[[ INPUT DATA, beginning ]]
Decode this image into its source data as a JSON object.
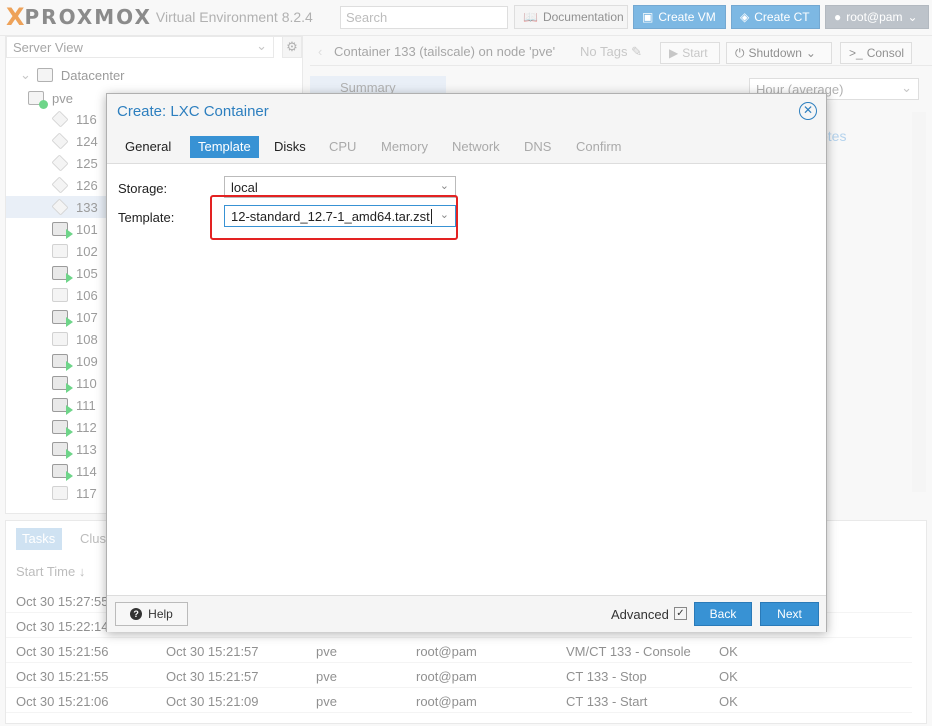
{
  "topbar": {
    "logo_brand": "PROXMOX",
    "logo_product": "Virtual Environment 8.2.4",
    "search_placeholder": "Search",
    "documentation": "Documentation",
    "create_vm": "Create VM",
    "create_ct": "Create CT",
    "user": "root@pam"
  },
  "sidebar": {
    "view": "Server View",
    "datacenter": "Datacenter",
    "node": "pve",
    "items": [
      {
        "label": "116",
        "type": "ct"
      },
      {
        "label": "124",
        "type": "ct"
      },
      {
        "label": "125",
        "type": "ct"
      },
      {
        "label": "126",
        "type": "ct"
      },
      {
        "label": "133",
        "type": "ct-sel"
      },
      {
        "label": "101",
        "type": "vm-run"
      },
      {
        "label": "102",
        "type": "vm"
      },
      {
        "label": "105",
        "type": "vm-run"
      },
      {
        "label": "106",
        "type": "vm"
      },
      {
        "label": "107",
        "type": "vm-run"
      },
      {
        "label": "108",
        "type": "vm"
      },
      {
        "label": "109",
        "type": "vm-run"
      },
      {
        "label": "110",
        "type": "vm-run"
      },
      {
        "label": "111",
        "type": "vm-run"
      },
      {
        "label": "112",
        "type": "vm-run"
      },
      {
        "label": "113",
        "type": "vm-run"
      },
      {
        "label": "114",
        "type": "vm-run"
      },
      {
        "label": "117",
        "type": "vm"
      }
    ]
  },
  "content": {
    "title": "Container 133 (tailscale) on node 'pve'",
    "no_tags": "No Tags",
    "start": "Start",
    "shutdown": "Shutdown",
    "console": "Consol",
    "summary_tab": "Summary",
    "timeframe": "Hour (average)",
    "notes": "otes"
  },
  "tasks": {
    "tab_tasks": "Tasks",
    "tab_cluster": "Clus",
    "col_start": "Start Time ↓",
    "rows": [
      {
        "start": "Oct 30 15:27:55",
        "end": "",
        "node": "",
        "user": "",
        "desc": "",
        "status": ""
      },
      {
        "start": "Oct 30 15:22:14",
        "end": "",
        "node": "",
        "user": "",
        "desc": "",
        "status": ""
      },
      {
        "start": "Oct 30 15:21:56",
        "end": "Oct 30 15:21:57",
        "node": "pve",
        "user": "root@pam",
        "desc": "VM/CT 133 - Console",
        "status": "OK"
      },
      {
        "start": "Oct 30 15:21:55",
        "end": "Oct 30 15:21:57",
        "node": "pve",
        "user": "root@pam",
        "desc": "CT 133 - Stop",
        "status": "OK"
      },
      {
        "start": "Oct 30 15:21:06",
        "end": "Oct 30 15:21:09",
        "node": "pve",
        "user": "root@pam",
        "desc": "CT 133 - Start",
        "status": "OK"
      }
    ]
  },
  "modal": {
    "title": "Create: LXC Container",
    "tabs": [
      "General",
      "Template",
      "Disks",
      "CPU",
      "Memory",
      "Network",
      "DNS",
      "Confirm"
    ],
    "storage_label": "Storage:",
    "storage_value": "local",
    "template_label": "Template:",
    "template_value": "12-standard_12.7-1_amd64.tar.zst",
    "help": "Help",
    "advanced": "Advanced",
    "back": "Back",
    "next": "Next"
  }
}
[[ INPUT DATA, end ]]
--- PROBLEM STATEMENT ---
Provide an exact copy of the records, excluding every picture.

--- FINISHED EXERCISE ---
Decode this image into its source data as a JSON object.
{
  "topbar": {
    "logo_brand": "PROXMOX",
    "logo_product": "Virtual Environment 8.2.4",
    "search_placeholder": "Search",
    "documentation": "Documentation",
    "create_vm": "Create VM",
    "create_ct": "Create CT",
    "user": "root@pam"
  },
  "sidebar": {
    "view": "Server View",
    "datacenter": "Datacenter",
    "node": "pve",
    "items": [
      {
        "label": "116",
        "type": "ct"
      },
      {
        "label": "124",
        "type": "ct"
      },
      {
        "label": "125",
        "type": "ct"
      },
      {
        "label": "126",
        "type": "ct"
      },
      {
        "label": "133",
        "type": "ct-sel"
      },
      {
        "label": "101",
        "type": "vm-run"
      },
      {
        "label": "102",
        "type": "vm"
      },
      {
        "label": "105",
        "type": "vm-run"
      },
      {
        "label": "106",
        "type": "vm"
      },
      {
        "label": "107",
        "type": "vm-run"
      },
      {
        "label": "108",
        "type": "vm"
      },
      {
        "label": "109",
        "type": "vm-run"
      },
      {
        "label": "110",
        "type": "vm-run"
      },
      {
        "label": "111",
        "type": "vm-run"
      },
      {
        "label": "112",
        "type": "vm-run"
      },
      {
        "label": "113",
        "type": "vm-run"
      },
      {
        "label": "114",
        "type": "vm-run"
      },
      {
        "label": "117",
        "type": "vm"
      }
    ]
  },
  "content": {
    "title": "Container 133 (tailscale) on node 'pve'",
    "no_tags": "No Tags",
    "start": "Start",
    "shutdown": "Shutdown",
    "console": "Consol",
    "summary_tab": "Summary",
    "timeframe": "Hour (average)",
    "notes": "otes"
  },
  "tasks": {
    "tab_tasks": "Tasks",
    "tab_cluster": "Clus",
    "col_start": "Start Time ↓",
    "rows": [
      {
        "start": "Oct 30 15:27:55",
        "end": "",
        "node": "",
        "user": "",
        "desc": "",
        "status": ""
      },
      {
        "start": "Oct 30 15:22:14",
        "end": "",
        "node": "",
        "user": "",
        "desc": "",
        "status": ""
      },
      {
        "start": "Oct 30 15:21:56",
        "end": "Oct 30 15:21:57",
        "node": "pve",
        "user": "root@pam",
        "desc": "VM/CT 133 - Console",
        "status": "OK"
      },
      {
        "start": "Oct 30 15:21:55",
        "end": "Oct 30 15:21:57",
        "node": "pve",
        "user": "root@pam",
        "desc": "CT 133 - Stop",
        "status": "OK"
      },
      {
        "start": "Oct 30 15:21:06",
        "end": "Oct 30 15:21:09",
        "node": "pve",
        "user": "root@pam",
        "desc": "CT 133 - Start",
        "status": "OK"
      }
    ]
  },
  "modal": {
    "title": "Create: LXC Container",
    "tabs": [
      "General",
      "Template",
      "Disks",
      "CPU",
      "Memory",
      "Network",
      "DNS",
      "Confirm"
    ],
    "storage_label": "Storage:",
    "storage_value": "local",
    "template_label": "Template:",
    "template_value": "12-standard_12.7-1_amd64.tar.zst",
    "help": "Help",
    "advanced": "Advanced",
    "back": "Back",
    "next": "Next"
  }
}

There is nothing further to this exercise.